● **Aim of the task**:
Look through the data below for the string "JSON", and copy every line where it turns up.

● **Records shown**:

((

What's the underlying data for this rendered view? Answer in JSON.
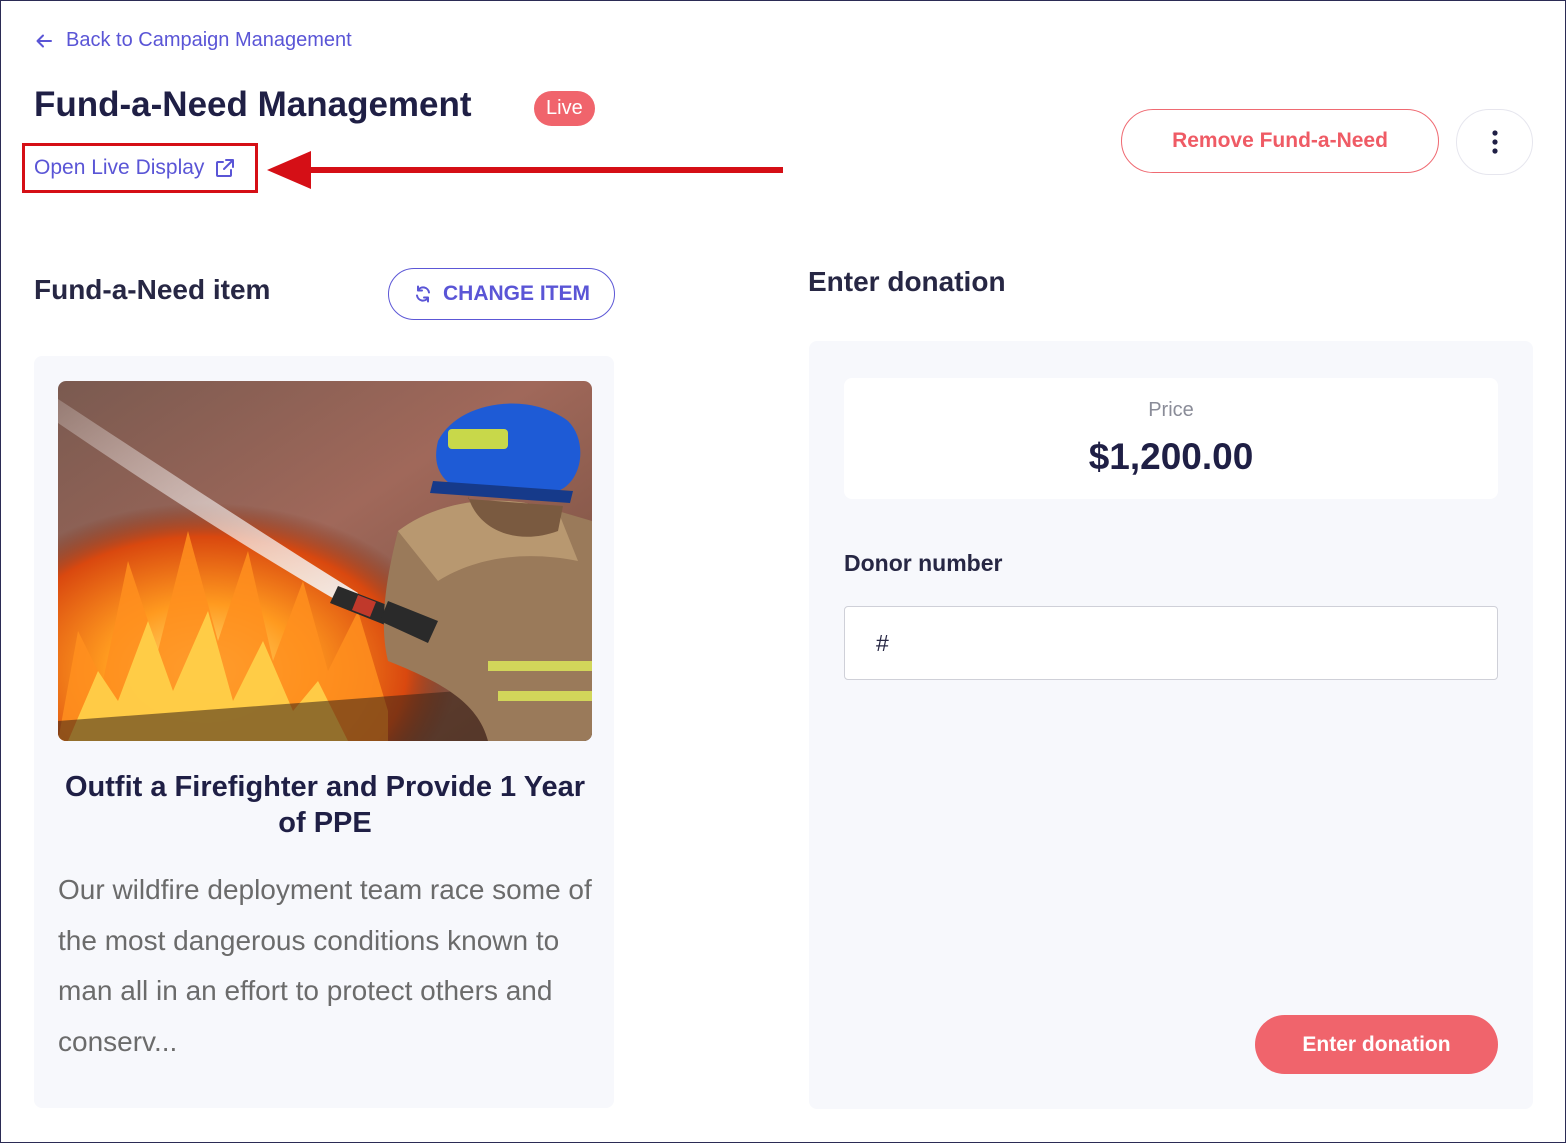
{
  "nav": {
    "back_label": "Back to Campaign Management"
  },
  "header": {
    "title": "Fund-a-Need Management",
    "status_badge": "Live",
    "live_display_label": "Open Live Display",
    "remove_label": "Remove Fund-a-Need"
  },
  "item_section": {
    "title": "Fund-a-Need item",
    "change_label": "CHANGE ITEM",
    "item": {
      "title": "Outfit a Firefighter and Provide 1 Year of PPE",
      "description": "Our wildfire deployment team race some of the most dangerous conditions known to man all in an effort to protect others and conserv..."
    }
  },
  "donation_section": {
    "title": "Enter donation",
    "price_label": "Price",
    "price_value": "$1,200.00",
    "donor_label": "Donor number",
    "donor_placeholder": "#",
    "submit_label": "Enter donation"
  },
  "colors": {
    "accent": "#5a55d6",
    "danger": "#f0646c",
    "annotation": "#d50f16",
    "panel_bg": "#f7f8fc",
    "text_dark": "#1f1f45"
  },
  "icons": [
    "arrow-left-icon",
    "external-link-icon",
    "refresh-icon",
    "more-vertical-icon",
    "annotation-arrow"
  ]
}
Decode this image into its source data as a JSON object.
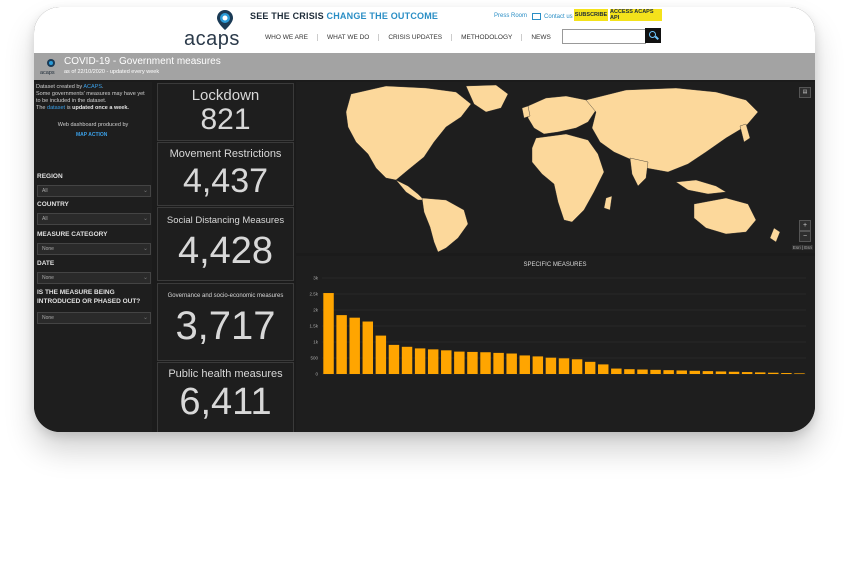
{
  "colors": {
    "accent": "#f4e21b",
    "link": "#2a8ec5",
    "bar": "#ffa500",
    "land": "#fcd89b",
    "ocean": "#1e1e1e"
  },
  "nav": {
    "logo": "acaps",
    "tagline_prefix": "SEE THE CRISIS",
    "tagline_highlight": "CHANGE THE OUTCOME",
    "press_room": "Press Room",
    "contact_us": "Contact us",
    "subscribe": "SUBSCRIBE",
    "access_api": "ACCESS ACAPS API",
    "menu": [
      "WHO WE ARE",
      "WHAT WE DO",
      "CRISIS UPDATES",
      "METHODOLOGY",
      "NEWS"
    ],
    "search_placeholder": ""
  },
  "header": {
    "title": "COVID-19 - Government measures",
    "subtitle": "as of 22/10/2020 - updated every week"
  },
  "sidebar": {
    "dataset_prefix": "Dataset created by ",
    "dataset_link": "ACAPS",
    "note": "Some governments' measures may have yet to be included in the dataset.",
    "the": "The ",
    "dataset_word": "dataset",
    "is_updated": " is ",
    "updated_once": "updated once a week.",
    "web_dashboard": "Web dashboard produced by",
    "producer": "MAP ACTION",
    "filters": [
      {
        "label": "REGION",
        "value": "All"
      },
      {
        "label": "COUNTRY",
        "value": "All"
      },
      {
        "label": "MEASURE CATEGORY",
        "value": "None"
      },
      {
        "label": "DATE",
        "value": "None"
      },
      {
        "label": "IS THE MEASURE BEING INTRODUCED OR PHASED OUT?",
        "value": "None"
      }
    ]
  },
  "kpis": [
    {
      "title": "Lockdown",
      "value": "821"
    },
    {
      "title": "Movement Restrictions",
      "value": "4,437"
    },
    {
      "title": "Social Distancing Measures",
      "value": "4,428"
    },
    {
      "title": "Governance and socio-economic measures",
      "value": "3,717"
    },
    {
      "title": "Public health measures",
      "value": "6,411"
    }
  ],
  "map": {
    "zoom_in": "+",
    "zoom_out": "−",
    "attribution": "Esri | Esri"
  },
  "chart_data": {
    "type": "bar",
    "title": "SPECIFIC MEASURES",
    "ylim": [
      0,
      3000
    ],
    "yticks": [
      "0",
      "500",
      "1k",
      "1.5k",
      "2k",
      "2.5k",
      "3k"
    ],
    "values": [
      2530,
      1840,
      1760,
      1640,
      1200,
      910,
      850,
      800,
      770,
      740,
      700,
      690,
      680,
      660,
      640,
      580,
      550,
      510,
      490,
      460,
      380,
      300,
      170,
      150,
      140,
      130,
      120,
      110,
      100,
      90,
      80,
      70,
      60,
      50,
      40,
      30,
      20
    ],
    "grid": true
  }
}
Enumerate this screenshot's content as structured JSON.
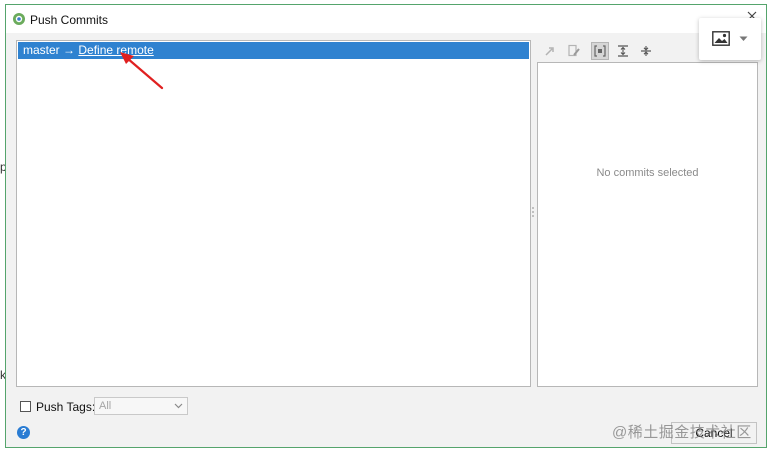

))

● **Exercise answer**:
What's the underlying data for this rendered view? Answer in JSON.
Decode this image into its source data as a JSON object.
Enumerate this screenshot's content as structured JSON.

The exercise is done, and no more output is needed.